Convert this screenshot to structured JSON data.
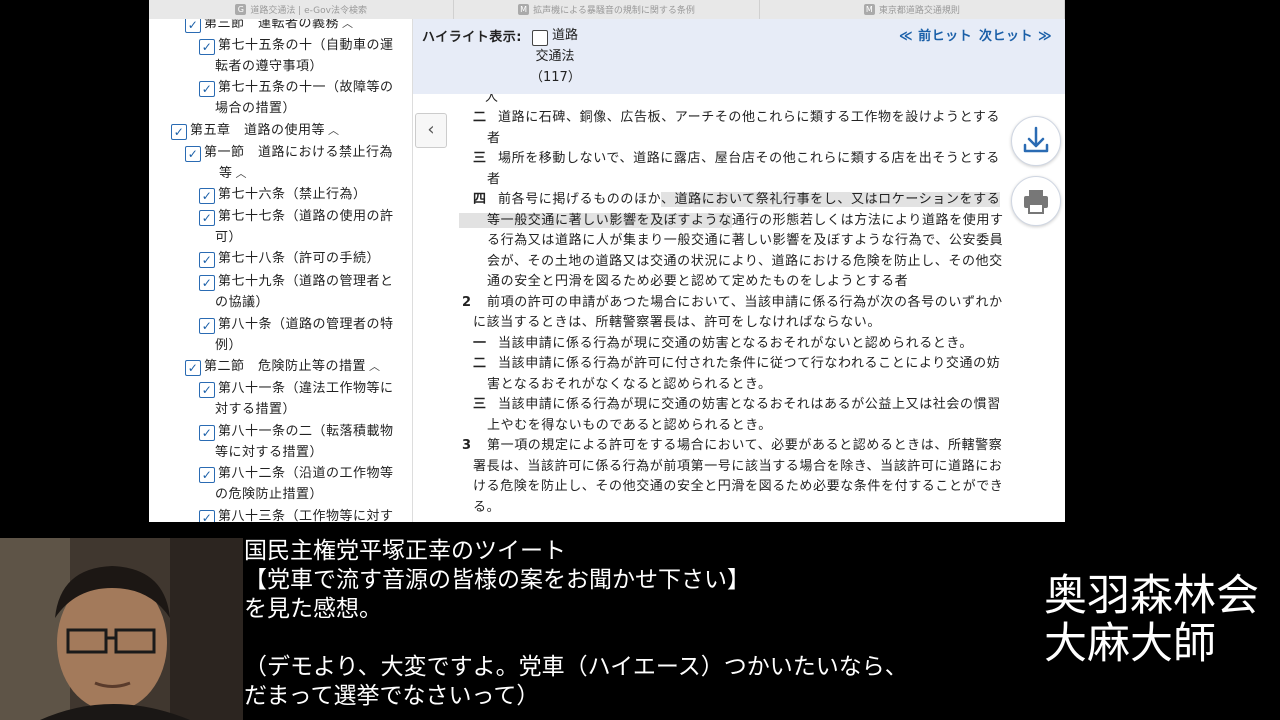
{
  "browser": {
    "tabs": [
      {
        "label": "道路交通法 | e-Gov法令検索",
        "favicon": "G"
      },
      {
        "label": "拡声機による暴騒音の規制に関する条例",
        "favicon": "M"
      },
      {
        "label": "東京都道路交通規則",
        "favicon": "M"
      }
    ]
  },
  "toc": {
    "items": [
      {
        "lines": [
          "第三節　運転者の義務"
        ],
        "caret": true,
        "level": 1
      },
      {
        "lines": [
          "第七十五条の十（自動車の運",
          "転者の遵守事項）"
        ],
        "caret": false,
        "level": 2
      },
      {
        "lines": [
          "第七十五条の十一（故障等の",
          "場合の措置）"
        ],
        "caret": false,
        "level": 2
      },
      {
        "lines": [
          "第五章　道路の使用等"
        ],
        "caret": true,
        "level": 0
      },
      {
        "lines": [
          "第一節　道路における禁止行為",
          "等"
        ],
        "caret": true,
        "level": 1
      },
      {
        "lines": [
          "第七十六条（禁止行為）"
        ],
        "caret": false,
        "level": 2
      },
      {
        "lines": [
          "第七十七条（道路の使用の許",
          "可）"
        ],
        "caret": false,
        "level": 2
      },
      {
        "lines": [
          "第七十八条（許可の手続）"
        ],
        "caret": false,
        "level": 2
      },
      {
        "lines": [
          "第七十九条（道路の管理者と",
          "の協議）"
        ],
        "caret": false,
        "level": 2
      },
      {
        "lines": [
          "第八十条（道路の管理者の特",
          "例）"
        ],
        "caret": false,
        "level": 2
      },
      {
        "lines": [
          "第二節　危険防止等の措置"
        ],
        "caret": true,
        "level": 1
      },
      {
        "lines": [
          "第八十一条（違法工作物等に",
          "対する措置）"
        ],
        "caret": false,
        "level": 2
      },
      {
        "lines": [
          "第八十一条の二（転落積載物",
          "等に対する措置）"
        ],
        "caret": false,
        "level": 2
      },
      {
        "lines": [
          "第八十二条（沿道の工作物等",
          "の危険防止措置）"
        ],
        "caret": false,
        "level": 2
      },
      {
        "lines": [
          "第八十三条（工作物等に対す"
        ],
        "caret": false,
        "level": 2
      }
    ]
  },
  "highlight": {
    "label": "ハイライト表示:",
    "term_lines": [
      "道路",
      "交通法",
      "（117）"
    ],
    "prev": "≪ 前ヒット",
    "next": "次ヒット ≫"
  },
  "law": {
    "lines": [
      {
        "marker": "",
        "text": "人",
        "hl": ""
      },
      {
        "marker": "二",
        "text": "道路に石碑、銅像、広告板、アーチその他これらに類する工作物を設けようとする",
        "hl": ""
      },
      {
        "marker": "",
        "text": "者",
        "hl": ""
      },
      {
        "marker": "三",
        "text": "場所を移動しないで、道路に露店、屋台店その他これらに類する店を出そうとする",
        "hl": ""
      },
      {
        "marker": "",
        "text": "者",
        "hl": ""
      },
      {
        "marker": "四",
        "text": "前各号に掲げるもののほか",
        "hl": "、道路において祭礼行事をし、又はロケーションをする"
      },
      {
        "marker": "",
        "text": "",
        "hl": "等一般交通に著しい影響を及ぼすような",
        "after": "通行の形態若しくは方法により道路を使用す"
      },
      {
        "marker": "",
        "text": "る行為又は道路に人が集まり一般交通に著しい影響を及ぼすような行為で、公安委員",
        "hl": ""
      },
      {
        "marker": "",
        "text": "会が、その土地の道路又は交通の状況により、道路における危険を防止し、その他交",
        "hl": ""
      },
      {
        "marker": "",
        "text": "通の安全と円滑を図るため必要と認めて定めたものをしようとする者",
        "hl": ""
      },
      {
        "marker": "2",
        "text": "前項の許可の申請があつた場合において、当該申請に係る行為が次の各号のいずれか",
        "hl": ""
      },
      {
        "marker": "",
        "text": "に該当するときは、所轄警察署長は、許可をしなければならない。",
        "hl": ""
      },
      {
        "marker": "一",
        "text": "当該申請に係る行為が現に交通の妨害となるおそれがないと認められるとき。",
        "hl": ""
      },
      {
        "marker": "二",
        "text": "当該申請に係る行為が許可に付された条件に従つて行なわれることにより交通の妨",
        "hl": ""
      },
      {
        "marker": "",
        "text": "害となるおそれがなくなると認められるとき。",
        "hl": ""
      },
      {
        "marker": "三",
        "text": "当該申請に係る行為が現に交通の妨害となるおそれはあるが公益上又は社会の慣習",
        "hl": ""
      },
      {
        "marker": "",
        "text": "上やむを得ないものであると認められるとき。",
        "hl": ""
      },
      {
        "marker": "3",
        "text": "第一項の規定による許可をする場合において、必要があると認めるときは、所轄警察",
        "hl": ""
      },
      {
        "marker": "",
        "text": "署長は、当該許可に係る行為が前項第一号に該当する場合を除き、当該許可に道路にお",
        "hl": ""
      },
      {
        "marker": "",
        "text": "ける危険を防止し、その他交通の安全と円滑を図るため必要な条件を付することができ",
        "hl": ""
      },
      {
        "marker": "",
        "text": "る。",
        "hl": ""
      }
    ]
  },
  "caption": {
    "lines": [
      "国民主権党平塚正幸のツイート",
      "【党車で流す音源の皆様の案をお聞かせ下さい】",
      "を見た感想。",
      "",
      "（デモより、大変ですよ。党車（ハイエース）つかいたいなら、",
      "だまって選挙でなさいって）"
    ]
  },
  "brand": {
    "lines": [
      "奥羽森林会",
      "大麻大師"
    ]
  }
}
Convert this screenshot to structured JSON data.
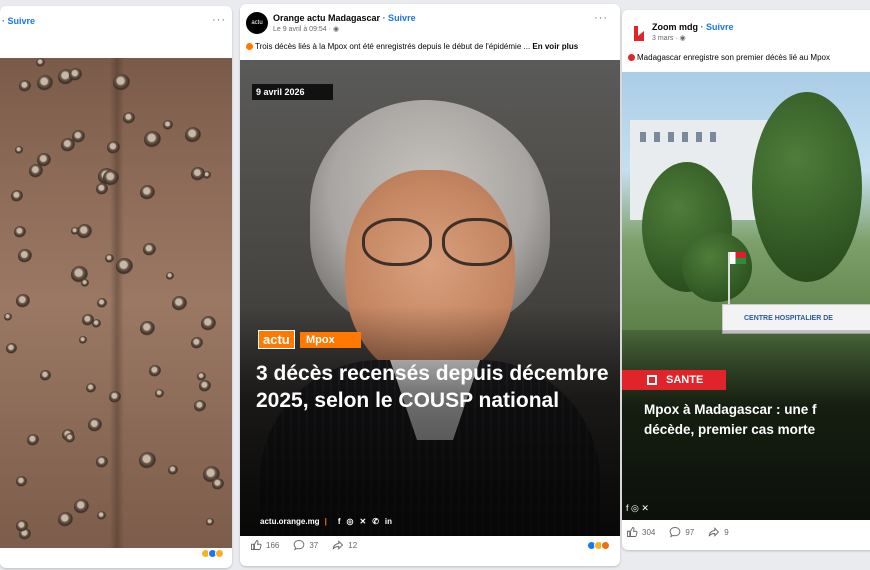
{
  "left_post": {
    "follow_label": "· Suivre",
    "more_label": "···"
  },
  "center_post": {
    "page_name": "Orange actu Madagascar",
    "follow_label": "· Suivre",
    "timestamp": "Le 9 avril à 09:54 ·",
    "more_label": "···",
    "avatar_text": "actu",
    "caption": "Trois décès liés à la Mpox ont été enregistrés depuis le début de l'épidémie ...",
    "see_more": "En voir plus",
    "video": {
      "date_badge": "9 avril 2026",
      "brand_label": "actu",
      "tag_label": "Mpox",
      "headline": "3 décès recensés depuis décembre 2025, selon le COUSP national",
      "site": "actu.orange.mg",
      "social_icons": [
        "facebook-icon",
        "instagram-icon",
        "x-icon",
        "whatsapp-icon",
        "linkedin-icon"
      ]
    },
    "likes": "166",
    "comments": "37",
    "shares": "12",
    "accent_color": "#ff7900"
  },
  "right_post": {
    "page_name": "Zoom mdg",
    "follow_label": "· Suivre",
    "timestamp": "3 mars ·",
    "caption": "Madagascar enregistre son premier décès lié au Mpox",
    "image": {
      "sign_text": "CENTRE HOSPITALIER DE",
      "category": "SANTE",
      "headline_line1": "Mpox à Madagascar : une f",
      "headline_line2": "décède, premier cas morte"
    },
    "likes": "304",
    "comments": "97",
    "shares": "9",
    "accent_color": "#e1242a"
  }
}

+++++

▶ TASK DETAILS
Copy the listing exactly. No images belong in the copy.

▶ EXERCISE ANSWER
Convert this screenshot to structured JSON data.
{
  "browser": {
    "tabs": [
      {
        "label": "道路交通法 | e-Gov法令検索",
        "favicon": "G"
      },
      {
        "label": "拡声機による暴騒音の規制に関する条例",
        "favicon": "M"
      },
      {
        "label": "東京都道路交通規則",
        "favicon": "M"
      }
    ]
  },
  "toc": {
    "items": [
      {
        "lines": [
          "第三節　運転者の義務"
        ],
        "caret": true,
        "level": 1
      },
      {
        "lines": [
          "第七十五条の十（自動車の運",
          "転者の遵守事項）"
        ],
        "caret": false,
        "level": 2
      },
      {
        "lines": [
          "第七十五条の十一（故障等の",
          "場合の措置）"
        ],
        "caret": false,
        "level": 2
      },
      {
        "lines": [
          "第五章　道路の使用等"
        ],
        "caret": true,
        "level": 0
      },
      {
        "lines": [
          "第一節　道路における禁止行為",
          "等"
        ],
        "caret": true,
        "level": 1
      },
      {
        "lines": [
          "第七十六条（禁止行為）"
        ],
        "caret": false,
        "level": 2
      },
      {
        "lines": [
          "第七十七条（道路の使用の許",
          "可）"
        ],
        "caret": false,
        "level": 2
      },
      {
        "lines": [
          "第七十八条（許可の手続）"
        ],
        "caret": false,
        "level": 2
      },
      {
        "lines": [
          "第七十九条（道路の管理者と",
          "の協議）"
        ],
        "caret": false,
        "level": 2
      },
      {
        "lines": [
          "第八十条（道路の管理者の特",
          "例）"
        ],
        "caret": false,
        "level": 2
      },
      {
        "lines": [
          "第二節　危険防止等の措置"
        ],
        "caret": true,
        "level": 1
      },
      {
        "lines": [
          "第八十一条（違法工作物等に",
          "対する措置）"
        ],
        "caret": false,
        "level": 2
      },
      {
        "lines": [
          "第八十一条の二（転落積載物",
          "等に対する措置）"
        ],
        "caret": false,
        "level": 2
      },
      {
        "lines": [
          "第八十二条（沿道の工作物等",
          "の危険防止措置）"
        ],
        "caret": false,
        "level": 2
      },
      {
        "lines": [
          "第八十三条（工作物等に対す"
        ],
        "caret": false,
        "level": 2
      }
    ]
  },
  "highlight": {
    "label": "ハイライト表示:",
    "term_lines": [
      "道路",
      "交通法",
      "（117）"
    ],
    "prev": "≪ 前ヒット",
    "next": "次ヒット ≫"
  },
  "law": {
    "lines": [
      {
        "marker": "",
        "text": "人",
        "hl": ""
      },
      {
        "marker": "二",
        "text": "道路に石碑、銅像、広告板、アーチその他これらに類する工作物を設けようとする",
        "hl": ""
      },
      {
        "marker": "",
        "text": "者",
        "hl": ""
      },
      {
        "marker": "三",
        "text": "場所を移動しないで、道路に露店、屋台店その他これらに類する店を出そうとする",
        "hl": ""
      },
      {
        "marker": "",
        "text": "者",
        "hl": ""
      },
      {
        "marker": "四",
        "text": "前各号に掲げるもののほか",
        "hl": "、道路において祭礼行事をし、又はロケーションをする"
      },
      {
        "marker": "",
        "text": "",
        "hl": "等一般交通に著しい影響を及ぼすような",
        "after": "通行の形態若しくは方法により道路を使用す"
      },
      {
        "marker": "",
        "text": "る行為又は道路に人が集まり一般交通に著しい影響を及ぼすような行為で、公安委員",
        "hl": ""
      },
      {
        "marker": "",
        "text": "会が、その土地の道路又は交通の状況により、道路における危険を防止し、その他交",
        "hl": ""
      },
      {
        "marker": "",
        "text": "通の安全と円滑を図るため必要と認めて定めたものをしようとする者",
        "hl": ""
      },
      {
        "marker": "2",
        "text": "前項の許可の申請があつた場合において、当該申請に係る行為が次の各号のいずれか",
        "hl": ""
      },
      {
        "marker": "",
        "text": "に該当するときは、所轄警察署長は、許可をしなければならない。",
        "hl": ""
      },
      {
        "marker": "一",
        "text": "当該申請に係る行為が現に交通の妨害となるおそれがないと認められるとき。",
        "hl": ""
      },
      {
        "marker": "二",
        "text": "当該申請に係る行為が許可に付された条件に従つて行なわれることにより交通の妨",
        "hl": ""
      },
      {
        "marker": "",
        "text": "害となるおそれがなくなると認められるとき。",
        "hl": ""
      },
      {
        "marker": "三",
        "text": "当該申請に係る行為が現に交通の妨害となるおそれはあるが公益上又は社会の慣習",
        "hl": ""
      },
      {
        "marker": "",
        "text": "上やむを得ないものであると認められるとき。",
        "hl": ""
      },
      {
        "marker": "3",
        "text": "第一項の規定による許可をする場合において、必要があると認めるときは、所轄警察",
        "hl": ""
      },
      {
        "marker": "",
        "text": "署長は、当該許可に係る行為が前項第一号に該当する場合を除き、当該許可に道路にお",
        "hl": ""
      },
      {
        "marker": "",
        "text": "ける危険を防止し、その他交通の安全と円滑を図るため必要な条件を付することができ",
        "hl": ""
      },
      {
        "marker": "",
        "text": "る。",
        "hl": ""
      }
    ]
  },
  "caption": {
    "lines": [
      "国民主権党平塚正幸のツイート",
      "【党車で流す音源の皆様の案をお聞かせ下さい】",
      "を見た感想。",
      "",
      "（デモより、大変ですよ。党車（ハイエース）つかいたいなら、",
      "だまって選挙でなさいって）"
    ]
  },
  "brand": {
    "lines": [
      "奥羽森林会",
      "大麻大師"
    ]
  }
}
Convert this screenshot to structured JSON data.
{
  "left_post": {
    "follow_label": "· Suivre",
    "more_label": "···"
  },
  "center_post": {
    "page_name": "Orange actu Madagascar",
    "follow_label": "· Suivre",
    "timestamp": "Le 9 avril à 09:54 ·",
    "more_label": "···",
    "avatar_text": "actu",
    "caption": "Trois décès liés à la Mpox ont été enregistrés depuis le début de l'épidémie ...",
    "see_more": "En voir plus",
    "video": {
      "date_badge": "9 avril 2026",
      "brand_label": "actu",
      "tag_label": "Mpox",
      "headline": "3 décès recensés depuis décembre 2025, selon le COUSP national",
      "site": "actu.orange.mg",
      "social_icons": [
        "facebook-icon",
        "instagram-icon",
        "x-icon",
        "whatsapp-icon",
        "linkedin-icon"
      ]
    },
    "likes": "166",
    "comments": "37",
    "shares": "12",
    "accent_color": "#ff7900"
  },
  "right_post": {
    "page_name": "Zoom mdg",
    "follow_label": "· Suivre",
    "timestamp": "3 mars ·",
    "caption": "Madagascar enregistre son premier décès lié au Mpox",
    "image": {
      "sign_text": "CENTRE HOSPITALIER DE",
      "category": "SANTE",
      "headline_line1": "Mpox à Madagascar : une f",
      "headline_line2": "décède, premier cas morte"
    },
    "likes": "304",
    "comments": "97",
    "shares": "9",
    "accent_color": "#e1242a"
  }
}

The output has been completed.